• [Your assignment]
Everything from the line with "Read all visible content and emit it as JSON." to the final line of the entries is to be set down exactly, except the pictures.

• [Data to use]
= Beginning of Section =

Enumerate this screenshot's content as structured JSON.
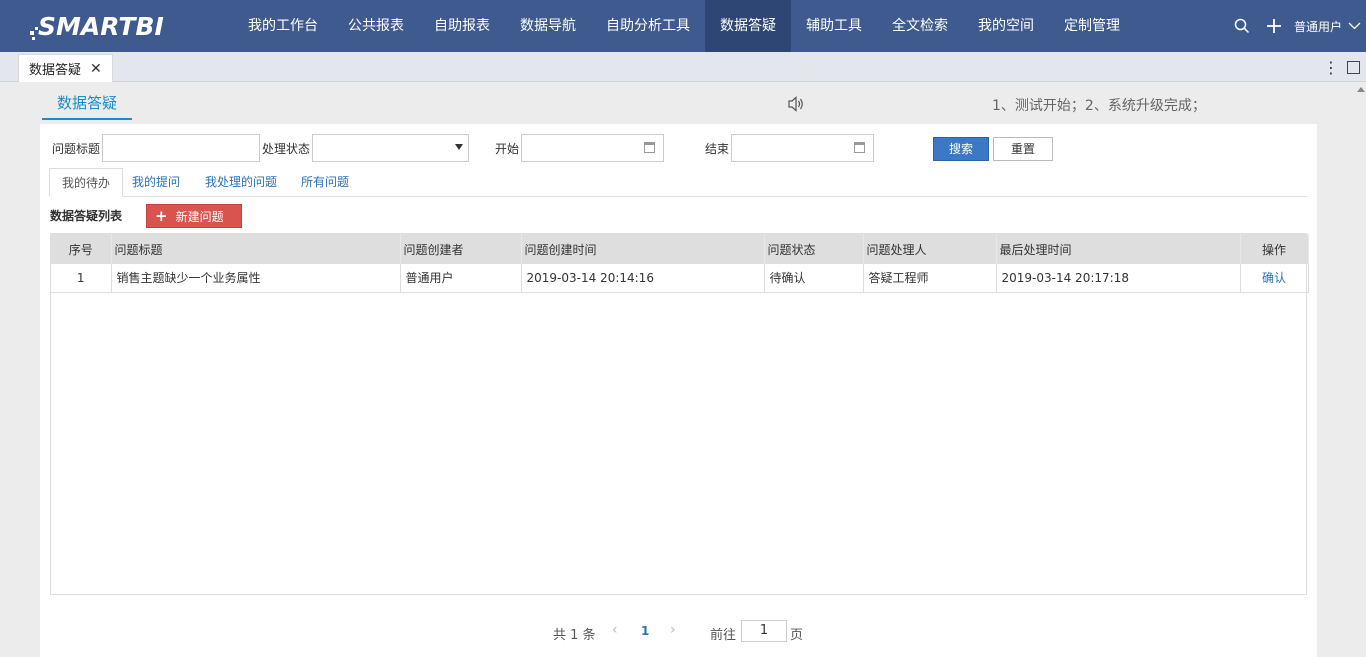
{
  "app": {
    "logo": "SMARTBI"
  },
  "nav": {
    "items": [
      "我的工作台",
      "公共报表",
      "自助报表",
      "数据导航",
      "自助分析工具",
      "数据答疑",
      "辅助工具",
      "全文检索",
      "我的空间",
      "定制管理"
    ],
    "active_index": 5
  },
  "user": {
    "name": "普通用户"
  },
  "tabs": [
    {
      "label": "数据答疑",
      "close": "✕"
    }
  ],
  "header": {
    "title": "数据答疑",
    "notice": "1、测试开始；2、系统升级完成；"
  },
  "filters": {
    "title_label": "问题标题",
    "title_value": "",
    "status_label": "处理状态",
    "status_value": "",
    "start_label": "开始",
    "start_value": "",
    "end_label": "结束",
    "end_value": "",
    "search_button": "搜索",
    "reset_button": "重置"
  },
  "subtabs": [
    "我的待办",
    "我的提问",
    "我处理的问题",
    "所有问题"
  ],
  "list": {
    "title": "数据答疑列表",
    "new_button": "新建问题",
    "new_button_icon": "+",
    "columns": [
      "序号",
      "问题标题",
      "问题创建者",
      "问题创建时间",
      "问题状态",
      "问题处理人",
      "最后处理时间",
      "操作"
    ],
    "rows": [
      [
        "1",
        "销售主题缺少一个业务属性",
        "普通用户",
        "2019-03-14 20:14:16",
        "待确认",
        "答疑工程师",
        "2019-03-14 20:17:18",
        "确认"
      ]
    ]
  },
  "pager": {
    "total": "共 1 条",
    "prev": "‹",
    "current": "1",
    "next": "›",
    "goto_label": "前往",
    "goto_value": "1",
    "page_suffix": "页"
  },
  "icons": {
    "search": "search-icon",
    "add": "plus-icon",
    "user_dropdown": "chevron-down-icon",
    "more": "kebab-icon",
    "maximize": "maximize-icon",
    "speaker": "speaker-icon",
    "calendar": "calendar-icon"
  },
  "colors": {
    "topbar": "#3f5a8e",
    "nav_active": "#2e4674",
    "accent": "#1a8cc8",
    "link": "#2a71b8",
    "search_button": "#3b78c5",
    "new_button": "#d9534f"
  }
}
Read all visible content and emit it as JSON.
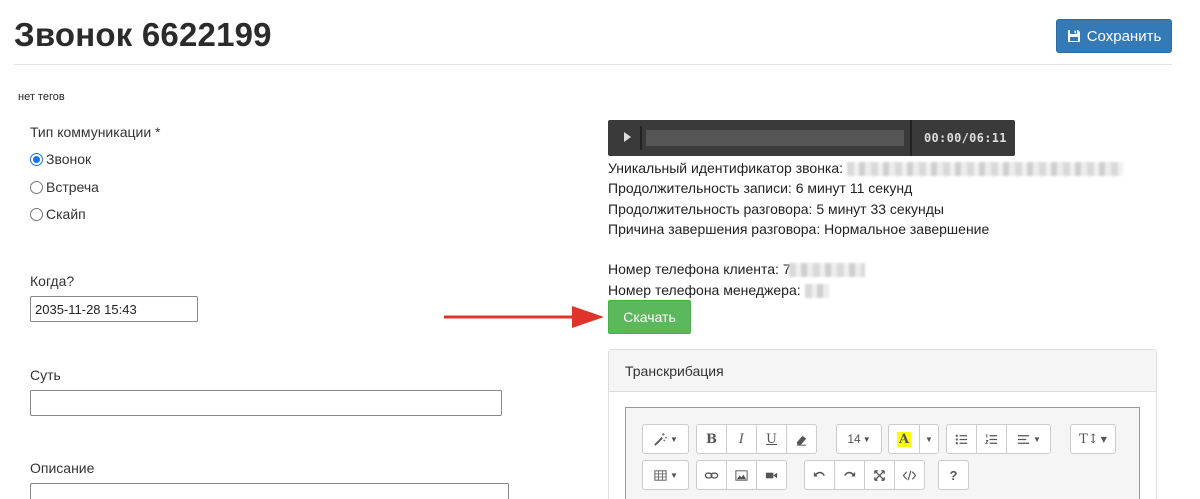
{
  "header": {
    "title": "Звонок 6622199",
    "save_label": "Сохранить",
    "tags_text": "нет тегов"
  },
  "form": {
    "comm_type_label": "Тип коммуникации *",
    "comm_types": [
      {
        "label": "Звонок",
        "checked": true
      },
      {
        "label": "Встреча",
        "checked": false
      },
      {
        "label": "Скайп",
        "checked": false
      }
    ],
    "when_label": "Когда?",
    "when_value": "2035-11-28 15:43",
    "essence_label": "Суть",
    "essence_value": "",
    "description_label": "Описание"
  },
  "player": {
    "current_time": "00:00",
    "separator": "/",
    "duration": "06:11"
  },
  "call_info": {
    "unique_id_label": "Уникальный идентификатор звонка:",
    "record_duration": "Продолжительность записи: 6 минут 11 секунд",
    "talk_duration": "Продолжительность разговора: 5 минут 33 секунды",
    "end_reason": "Причина завершения разговора: Нормальное завершение",
    "client_phone_label": "Номер телефона клиента:",
    "client_phone_visible": "7",
    "manager_phone_label": "Номер телефона менеджера:"
  },
  "download_label": "Скачать",
  "transcription": {
    "title": "Транскрибация",
    "font_size": "14"
  },
  "colors": {
    "primary": "#337ab7",
    "success": "#5cb85c",
    "arrow": "#e0332b",
    "highlight": "#ffff00"
  }
}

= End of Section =

• [Written solution]
Read all visible content and emit it as JSON.
{
  "header": {
    "title": "Звонок 6622199",
    "save_label": "Сохранить",
    "tags_text": "нет тегов"
  },
  "form": {
    "comm_type_label": "Тип коммуникации *",
    "comm_types": [
      {
        "label": "Звонок",
        "checked": true
      },
      {
        "label": "Встреча",
        "checked": false
      },
      {
        "label": "Скайп",
        "checked": false
      }
    ],
    "when_label": "Когда?",
    "when_value": "2035-11-28 15:43",
    "essence_label": "Суть",
    "essence_value": "",
    "description_label": "Описание"
  },
  "player": {
    "current_time": "00:00",
    "separator": "/",
    "duration": "06:11"
  },
  "call_info": {
    "unique_id_label": "Уникальный идентификатор звонка:",
    "record_duration": "Продолжительность записи: 6 минут 11 секунд",
    "talk_duration": "Продолжительность разговора: 5 минут 33 секунды",
    "end_reason": "Причина завершения разговора: Нормальное завершение",
    "client_phone_label": "Номер телефона клиента:",
    "client_phone_visible": "7",
    "manager_phone_label": "Номер телефона менеджера:"
  },
  "download_label": "Скачать",
  "transcription": {
    "title": "Транскрибация",
    "font_size": "14"
  },
  "colors": {
    "primary": "#337ab7",
    "success": "#5cb85c",
    "arrow": "#e0332b",
    "highlight": "#ffff00"
  }
}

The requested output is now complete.